Usage

Our strategy is ready. Let’s add it to providers and use virtual scroll in the component’s template:

<cdk-virtual-scroll-viewport
   (scrolledIndexChange)="activeMonth = $event"
>
   <section
       *cdkVirtualFor="let month of months; templateCacheSize: 10"
   >
       <h1>{{month.name}}</h2>
       <our-calendar [month]="month"></our-calendar>
   </section>
</cdk-virtual-scroll-viewport>

The most difficult remaining task is smooth alignment to the closest month. Scroll on mobile devices may continue after finger leaves the surface. So it’s not that easy to figure out the moment when we should align visible month to top. To do so we will use RxJs. We subscribe to touchstart event, followed by touchend. Then we will use race operator to tell if scroll keeps going or if the touch ended without acceleration. If another scroll event did not emit during debounce time we perform the alignment. Otherwise we wait until the remaining scroll is finished. We also need takeUntil(touchstart$) because new touchstart event stops inertial scroll. We need our stream to return to the beginning in that case.

const touchstart$ = touchStartFrom(monthsScrollRef.elementRef.nativeElement);
const touchend$ = touchEndFrom(monthsScrollRef.elementRef.nativeElement);

// Smooth scroll to closest month after scrolling is done
touchstart$
   .pipe(
       switchMap(() => touchend$),
       switchMap(() =>
           race<unknown>(
               monthsScrollRef.elementScrolled(),
               timer(SCROLL_DEBOUNCE_TIME),
           ).pipe(
               debounceTime(SCROLL_DEBOUNCE_TIME * 2),
               take(1),
               takeUntil(touchstart$),
           ),
       ),
   )
   .subscribe(() => {
       monthsScrollRef.scrollToIndex(this.activeMonth, 'smooth');
   });
Worth mentioning that Angular CDK uses native ScrollBehavior functionality. It is still not implemented in Safari in 2k19. You can fix it with your own smooth scroll inside scrollToIndex method of your strategy.

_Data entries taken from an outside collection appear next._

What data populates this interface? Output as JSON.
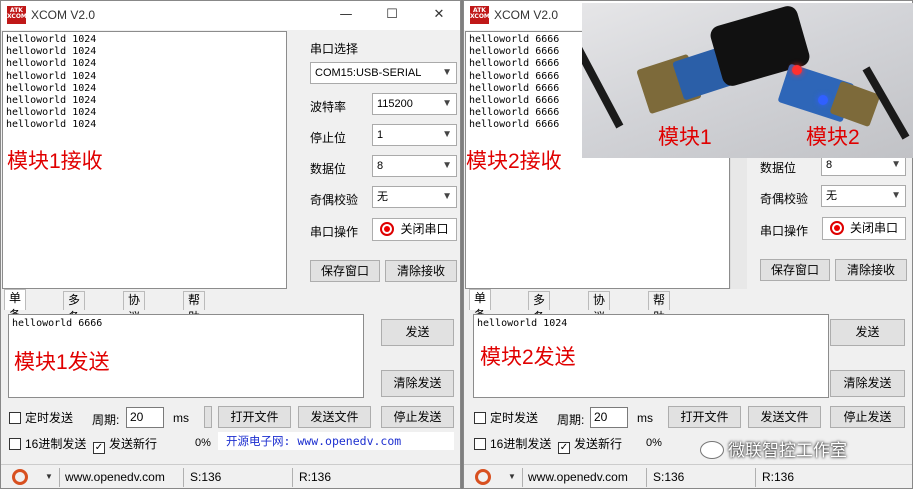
{
  "window_title": "XCOM V2.0",
  "logo_text": "ATK XCOM",
  "window_buttons": {
    "minimize": "—",
    "maximize": "☐",
    "close": "✕"
  },
  "left": {
    "recv_lines": [
      "helloworld 1024",
      "helloworld 1024",
      "helloworld 1024",
      "helloworld 1024",
      "helloworld 1024",
      "helloworld 1024",
      "helloworld 1024",
      "helloworld 1024"
    ],
    "settings": {
      "port_label": "串口选择",
      "port_value": "COM15:USB-SERIAL",
      "baud_label": "波特率",
      "baud_value": "115200",
      "stopbit_label": "停止位",
      "stopbit_value": "1",
      "databit_label": "数据位",
      "databit_value": "8",
      "parity_label": "奇偶校验",
      "parity_value": "无",
      "op_label": "串口操作",
      "close_port": "关闭串口",
      "save_window": "保存窗口",
      "clear_recv": "清除接收"
    },
    "tabs": [
      "单条发送",
      "多条发送",
      "协议传输",
      "帮助"
    ],
    "send_text": "helloworld 6666",
    "send_button": "发送",
    "clear_send": "清除发送",
    "timed_send": "定时发送",
    "period_label": "周期:",
    "period_value": "20",
    "period_unit": "ms",
    "open_file": "打开文件",
    "send_file": "发送文件",
    "stop_send": "停止发送",
    "hex_send": "16进制发送",
    "send_newline": "发送新行",
    "newline_check": "✓",
    "percent": "0%",
    "promo": "开源电子网: www.openedv.com",
    "status_url": "www.openedv.com",
    "status_s": "S:136",
    "status_r": "R:136",
    "annotation_recv": "模块1接收",
    "annotation_send": "模块1发送"
  },
  "right": {
    "recv_lines": [
      "helloworld 6666",
      "helloworld 6666",
      "helloworld 6666",
      "helloworld 6666",
      "helloworld 6666",
      "helloworld 6666",
      "helloworld 6666",
      "helloworld 6666"
    ],
    "settings": {
      "databit_label": "数据位",
      "databit_value": "8",
      "parity_label": "奇偶校验",
      "parity_value": "无",
      "op_label": "串口操作",
      "close_port": "关闭串口",
      "save_window": "保存窗口",
      "clear_recv": "清除接收"
    },
    "tabs": [
      "单条发送",
      "多条发送",
      "协议传输",
      "帮助"
    ],
    "send_text": "helloworld 1024",
    "send_button": "发送",
    "clear_send": "清除发送",
    "timed_send": "定时发送",
    "period_label": "周期:",
    "period_value": "20",
    "period_unit": "ms",
    "open_file": "打开文件",
    "send_file": "发送文件",
    "stop_send": "停止发送",
    "hex_send": "16进制发送",
    "send_newline": "发送新行",
    "newline_check": "✓",
    "percent": "0%",
    "status_url": "www.openedv.com",
    "status_s": "S:136",
    "status_r": "R:136",
    "annotation_recv": "模块2接收",
    "annotation_send": "模块2发送"
  },
  "photo": {
    "label_module1": "模块1",
    "label_module2": "模块2"
  },
  "watermark": "微联智控工作室",
  "colors": {
    "annotation": "#e00000",
    "promo": "#1d2fd0",
    "led": "#e00000"
  }
}
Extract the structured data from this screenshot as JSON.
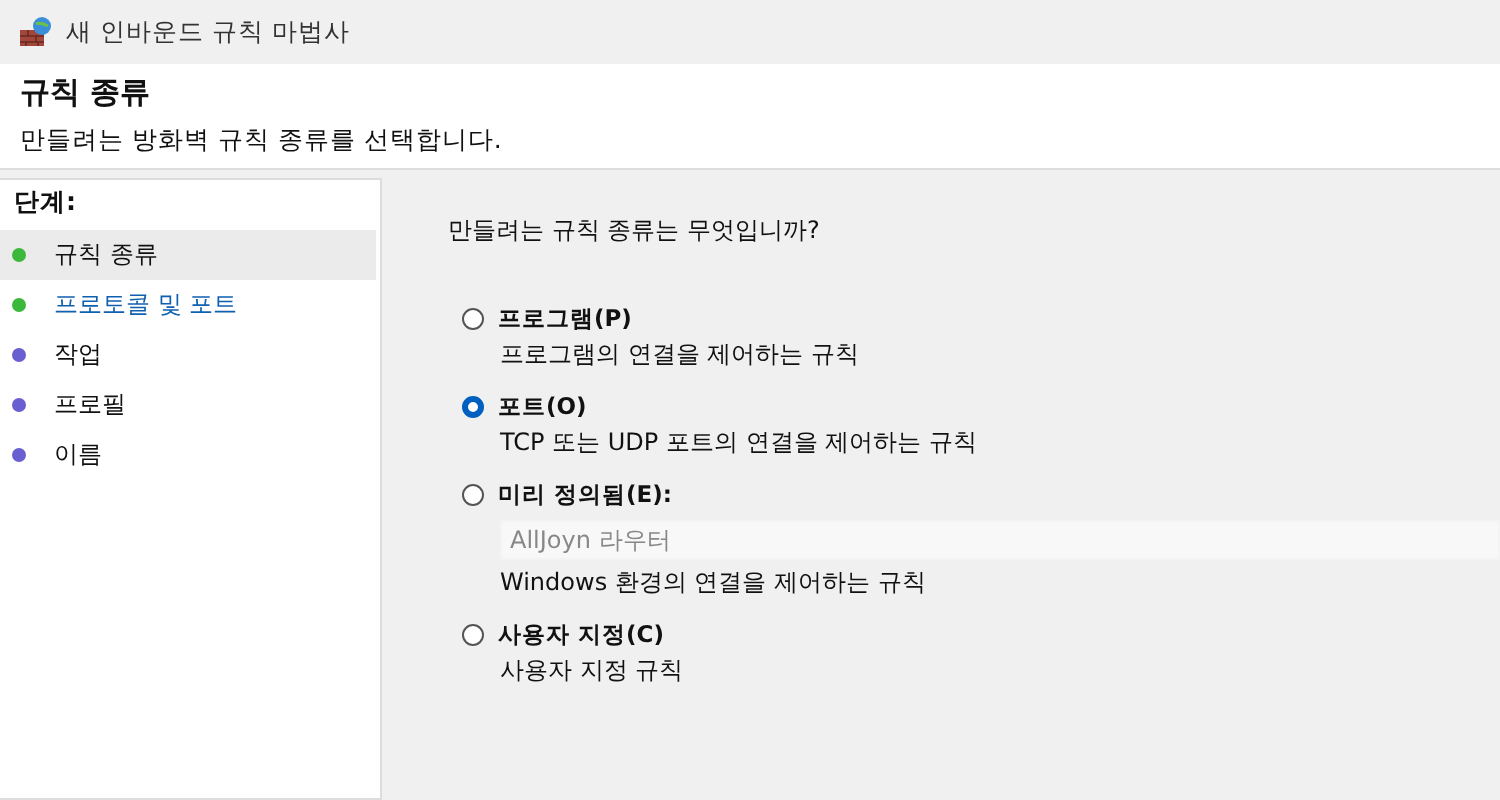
{
  "window": {
    "title": "새 인바운드 규칙 마법사"
  },
  "header": {
    "title": "규칙 종류",
    "subtitle": "만들려는 방화벽 규칙 종류를 선택합니다."
  },
  "steps": {
    "heading": "단계:",
    "items": [
      {
        "label": "규칙 종류",
        "selected": true,
        "link": false,
        "color": "#3cb83c"
      },
      {
        "label": "프로토콜 및 포트",
        "selected": false,
        "link": true,
        "color": "#3cb83c"
      },
      {
        "label": "작업",
        "selected": false,
        "link": false,
        "color": "#6a5fd0"
      },
      {
        "label": "프로필",
        "selected": false,
        "link": false,
        "color": "#6a5fd0"
      },
      {
        "label": "이름",
        "selected": false,
        "link": false,
        "color": "#6a5fd0"
      }
    ]
  },
  "main": {
    "question": "만들려는 규칙 종류는 무엇입니까?",
    "options": [
      {
        "kind": "plain",
        "label": "프로그램(P)",
        "description": "프로그램의 연결을 제어하는 규칙",
        "selected": false
      },
      {
        "kind": "plain",
        "label": "포트(O)",
        "description": "TCP 또는 UDP 포트의 연결을 제어하는 규칙",
        "selected": true
      },
      {
        "kind": "dropdown",
        "label": "미리 정의됨(E):",
        "value": "AllJoyn 라우터",
        "disabled": true,
        "description": "Windows 환경의 연결을 제어하는 규칙",
        "selected": false
      },
      {
        "kind": "plain",
        "label": "사용자 지정(C)",
        "description": "사용자 지정 규칙",
        "selected": false
      }
    ]
  }
}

Here’s a link to the demo, make sure you open it on a mobile device or enable mobile phone emulation in DevTools so that touch events work:

https://angular-virtual-scroll-strategy.stackblitz.io/

You peak at the code here.

Takeaway

Thanks to DI and Angular team farsight we were able to configure scroll to our needs. Virtual scroll over elements with variable heights seems a difficult task at first. But, if there’s a way to tell size of each element writing our own strategy has proven to be not that complex. You need to keep in mind that computations must be fast because they will be very frequent. You might need to show a lot of cards that could have or not have elements that affect the height . Come up with an efficient algorithm for height calculation and don’t be shy and write your own strategy.